School Choice Research is Not a Rorschach Test
Interpretations of what the body of school choice research says differ dramatically depending on who you talk to, but should it be that way?
In 1921, Swiss psychoanalyst Hermann Rorschach published Pscychodiagnostik, wherein he produced 10 cards blotted with ink that he believed were a window into an individual’s subconscious. In the nearly 100 years since, the term “Rorschach Test” has come to denote a phenomenon whose interpretation is derived entirely by the observer.
In recent years, the research on private school choice has become its own kind of Rorschach Test. Folks who don’t like school choice can highlight this study or that that “proves” school choice doesn’t work. Folks who like school choice have done the reverse. Unfortunately, that’s not how science is supposed to work. We’ve got to look at all of the available empirical evidence and weigh it out.
That is what we are doing with this slide show. We have compiled what we understand to be every high-quality study on private school choice that looks at the effects that it has on student academic achievement, attainment, civics, segregation and on neighboring public schools.
What does this research show? We think a few things:
- Given enough time, school choice programs create small, positive test score gains for participating students. Of the 18 random assignment studies conducted, 12 have found positive outcomes for either the full sample or at least one sub-sample of students studied. Three found no visible effect for any group of students, and three found negative outcomes for all or some students.
- School choice programs appear to increase graduation rates for participating students. Three studies have examined these effects so far and found positive effects on educational attainment for at least one subgroup of students. No studies have found negative
- There is virtually no evidence that school choice harms neighboring public schools. In fact, students tend to experience small gains on test scores there. And school choice programs achieve these benefits with fewer public resources. Of the 33 studies that examine the competitive effects of school choice programs, 31 found positive effects, one saw no visible effect and one found negative effects. Moreover, 40 fiscal analyses have been conducted on school choice programs. All but three found these programs generated net fiscal savings overall for taxpayers, and three found the programs were revenue neutral for taxpayers.
- Similarly, we see no evidence that students who participate in school choice programs are alienated from their communities or show less public-spiritedness than their public school-educated peers. In fact, research too appears to show the contrary. Of the 12 studies looking at civic values and practices outcomes, eight found positive effects. Four found no visible effect, and none found negative effects.
- School choice ameliorates segregation. It does not exacerbate it. Of the 10 studies that have examined school choice’s effect on integration in schools, nine found positive effects. One was unable to detect any effects, and none found negative effects.
All of that said, we want to be crystal clear on several issues.
First, we do not believe that student test scores are the be-all-end-all of our education system. We know from our own surveys that families value numerous aspects of a school’s educational environment over its test scores. Test scores are one of the only tools that we have to make objective comparisons between schools, and they do give us some information about aspects of education that we care about, so we tend to rely on them a lot. But, high test scores are not education’s sine qua non.

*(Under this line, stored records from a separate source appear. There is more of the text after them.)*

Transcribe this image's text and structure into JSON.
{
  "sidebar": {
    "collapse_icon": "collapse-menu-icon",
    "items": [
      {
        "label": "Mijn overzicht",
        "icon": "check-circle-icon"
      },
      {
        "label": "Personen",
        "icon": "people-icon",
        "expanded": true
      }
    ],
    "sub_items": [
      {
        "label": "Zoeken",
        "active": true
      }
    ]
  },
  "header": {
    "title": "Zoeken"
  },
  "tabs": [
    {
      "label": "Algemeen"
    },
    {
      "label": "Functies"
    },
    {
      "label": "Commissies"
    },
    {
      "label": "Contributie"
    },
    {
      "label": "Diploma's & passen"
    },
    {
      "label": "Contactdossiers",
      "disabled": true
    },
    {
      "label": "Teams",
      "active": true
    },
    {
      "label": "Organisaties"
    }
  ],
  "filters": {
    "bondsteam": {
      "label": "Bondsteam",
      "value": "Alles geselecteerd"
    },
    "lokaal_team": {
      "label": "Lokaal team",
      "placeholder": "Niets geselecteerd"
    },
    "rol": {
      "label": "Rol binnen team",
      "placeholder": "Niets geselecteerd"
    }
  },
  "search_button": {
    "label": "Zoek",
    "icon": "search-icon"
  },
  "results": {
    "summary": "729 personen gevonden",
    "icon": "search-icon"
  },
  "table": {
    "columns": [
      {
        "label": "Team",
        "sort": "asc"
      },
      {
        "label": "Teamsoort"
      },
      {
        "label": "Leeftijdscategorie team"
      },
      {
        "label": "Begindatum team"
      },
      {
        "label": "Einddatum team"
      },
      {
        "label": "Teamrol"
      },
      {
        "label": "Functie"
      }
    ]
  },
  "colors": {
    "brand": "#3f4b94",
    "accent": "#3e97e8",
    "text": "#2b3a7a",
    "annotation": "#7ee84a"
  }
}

Second, we recognize these studies include a wide variety of programs. Some of these programs are large, some are small. Some are statewide, and some focus only on one city. Some of these programs have been around for years, and some are new. Context matters, and not all programs are created equal. That should be taken into account when interpreting findings.

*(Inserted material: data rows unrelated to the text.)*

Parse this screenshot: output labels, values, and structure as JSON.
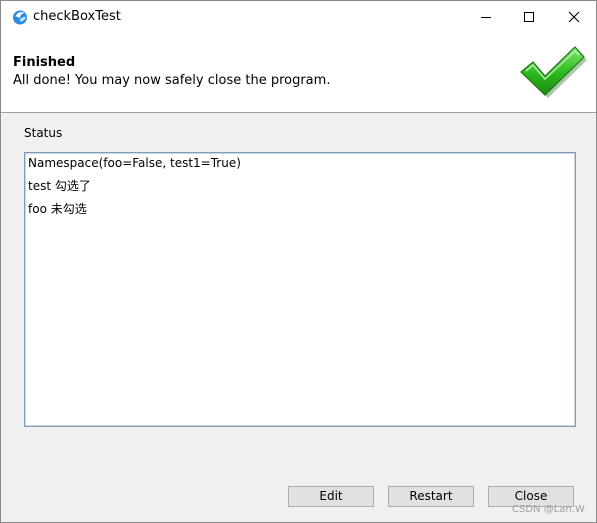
{
  "window": {
    "title": "checkBoxTest",
    "icon": "app-logo-icon",
    "controls": {
      "minimize": "minimize-icon",
      "maximize": "maximize-icon",
      "close": "close-icon"
    }
  },
  "header": {
    "title": "Finished",
    "subtitle": "All done! You may now safely close the program.",
    "icon": "checkmark-icon"
  },
  "status": {
    "label": "Status",
    "lines": [
      "Namespace(foo=False, test1=True)",
      "test 勾选了",
      "foo 未勾选"
    ]
  },
  "buttons": {
    "edit": "Edit",
    "restart": "Restart",
    "close": "Close"
  },
  "watermark": "CSDN @Lan.W",
  "colors": {
    "accent_check": "#2db81e",
    "app_icon": "#2a8be0",
    "button_face": "#e1e1e1",
    "panel_bg": "#f0f0f0"
  }
}
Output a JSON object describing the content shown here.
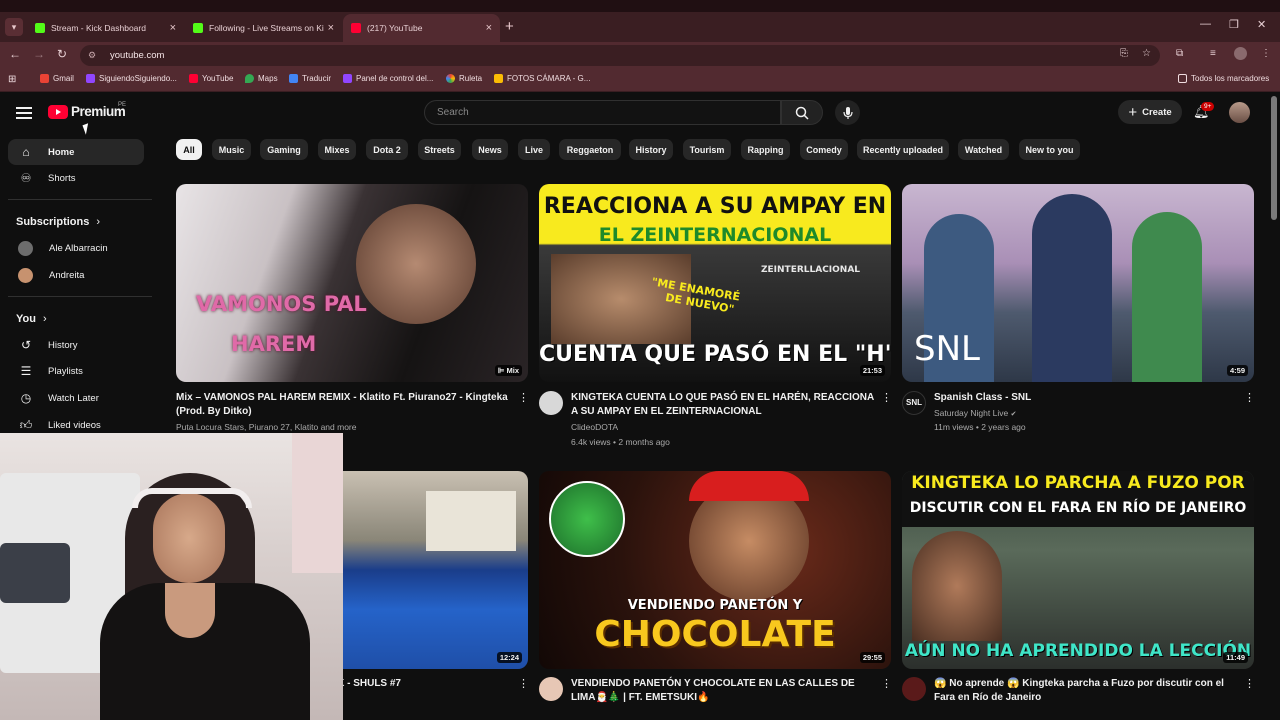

Third, we realize that this is not the universe of all studies that have been conducted on school choice. Where possible, we have used the highest-quality research design (randomized control trials). Because of the incredibly large number of times that private school choice programs have been studied, we have the luxury of limiting parts of the analysis to just RCTs.
Finally, it’s important to recognize that there are potential trade-offs with all research designs, even RCTs. We prefer RCTs over other methods because they have higher internal validity than non-gold-standard methods, but they may not necessarily have higher external validity compared to other methods.

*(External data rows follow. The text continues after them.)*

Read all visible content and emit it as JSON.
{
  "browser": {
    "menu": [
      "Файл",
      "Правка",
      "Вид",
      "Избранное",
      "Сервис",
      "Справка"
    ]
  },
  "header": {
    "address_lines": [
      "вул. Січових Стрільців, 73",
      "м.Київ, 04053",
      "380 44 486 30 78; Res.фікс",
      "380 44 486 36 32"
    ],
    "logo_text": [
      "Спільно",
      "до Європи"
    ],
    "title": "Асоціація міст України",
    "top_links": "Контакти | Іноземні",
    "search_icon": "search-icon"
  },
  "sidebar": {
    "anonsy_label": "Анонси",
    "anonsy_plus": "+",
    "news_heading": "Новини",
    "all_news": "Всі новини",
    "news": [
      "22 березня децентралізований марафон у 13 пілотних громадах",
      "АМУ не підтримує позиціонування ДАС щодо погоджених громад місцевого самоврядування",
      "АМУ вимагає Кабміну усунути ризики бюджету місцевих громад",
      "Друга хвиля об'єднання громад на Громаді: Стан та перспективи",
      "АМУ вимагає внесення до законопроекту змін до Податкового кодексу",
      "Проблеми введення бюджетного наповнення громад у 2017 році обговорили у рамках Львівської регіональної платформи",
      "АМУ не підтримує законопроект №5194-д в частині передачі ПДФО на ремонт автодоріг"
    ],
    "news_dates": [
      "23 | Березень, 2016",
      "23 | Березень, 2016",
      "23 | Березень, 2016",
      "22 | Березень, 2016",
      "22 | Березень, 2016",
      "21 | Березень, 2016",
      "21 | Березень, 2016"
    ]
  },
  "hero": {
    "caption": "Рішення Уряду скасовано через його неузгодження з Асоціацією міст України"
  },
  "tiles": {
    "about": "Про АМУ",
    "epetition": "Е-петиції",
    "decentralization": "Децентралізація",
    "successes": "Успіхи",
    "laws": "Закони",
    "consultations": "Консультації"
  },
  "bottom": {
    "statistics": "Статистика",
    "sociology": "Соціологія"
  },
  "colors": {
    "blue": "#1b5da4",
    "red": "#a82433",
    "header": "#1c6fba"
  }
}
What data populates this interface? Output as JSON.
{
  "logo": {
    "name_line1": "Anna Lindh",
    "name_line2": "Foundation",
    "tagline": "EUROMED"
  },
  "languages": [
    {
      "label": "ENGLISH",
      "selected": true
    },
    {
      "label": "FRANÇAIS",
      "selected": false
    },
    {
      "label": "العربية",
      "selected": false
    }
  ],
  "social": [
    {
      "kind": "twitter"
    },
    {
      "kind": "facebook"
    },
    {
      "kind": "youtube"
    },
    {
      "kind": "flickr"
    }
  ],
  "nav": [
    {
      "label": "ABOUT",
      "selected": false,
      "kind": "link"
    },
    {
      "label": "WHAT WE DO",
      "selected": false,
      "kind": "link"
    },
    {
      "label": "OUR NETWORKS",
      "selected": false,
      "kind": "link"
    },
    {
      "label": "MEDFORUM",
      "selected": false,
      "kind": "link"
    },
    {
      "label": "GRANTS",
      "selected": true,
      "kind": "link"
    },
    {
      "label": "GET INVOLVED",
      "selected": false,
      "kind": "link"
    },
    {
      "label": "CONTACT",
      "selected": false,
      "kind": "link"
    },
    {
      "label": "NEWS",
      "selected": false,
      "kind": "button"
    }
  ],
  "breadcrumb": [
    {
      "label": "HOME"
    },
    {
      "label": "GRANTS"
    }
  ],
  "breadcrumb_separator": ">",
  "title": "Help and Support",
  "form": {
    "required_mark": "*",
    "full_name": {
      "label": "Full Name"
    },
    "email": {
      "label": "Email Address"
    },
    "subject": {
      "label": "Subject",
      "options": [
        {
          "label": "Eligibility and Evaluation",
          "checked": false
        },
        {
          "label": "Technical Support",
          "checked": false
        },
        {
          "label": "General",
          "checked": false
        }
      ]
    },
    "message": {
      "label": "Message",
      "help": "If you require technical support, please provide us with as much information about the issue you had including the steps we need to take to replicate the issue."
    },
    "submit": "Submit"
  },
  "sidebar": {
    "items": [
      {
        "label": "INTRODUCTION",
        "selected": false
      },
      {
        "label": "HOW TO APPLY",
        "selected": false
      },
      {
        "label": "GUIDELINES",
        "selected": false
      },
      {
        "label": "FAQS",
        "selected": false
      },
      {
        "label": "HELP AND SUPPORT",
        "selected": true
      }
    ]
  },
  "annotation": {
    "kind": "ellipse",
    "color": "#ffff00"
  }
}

A study with high internal validity boosts our confidence that effects we observe are attributable to the program itself and not to other extraneous factors—that is, we are confident that the program caused the outcome we observed. A study with high external validity allows us to generalize the results to other students in other programs. Competitive effects studies may have high external validity, but they have lower internal validity than RCTs, meaning we don’t have as much confidence as we would with RCTs that there is a causal relationship between school choice programs and test score gains by students who remain in public schools.
Here at EdChoice, we have a commitment to intellectual honesty and transparency. As more studies are added to this growing body of research, we will update our documents appropriately. Beyond that, in the slightly longer term, we hope to compile an open-access database of school choice research. Sign up for EdChoice emails to be the first to know when we make this incredible tool available!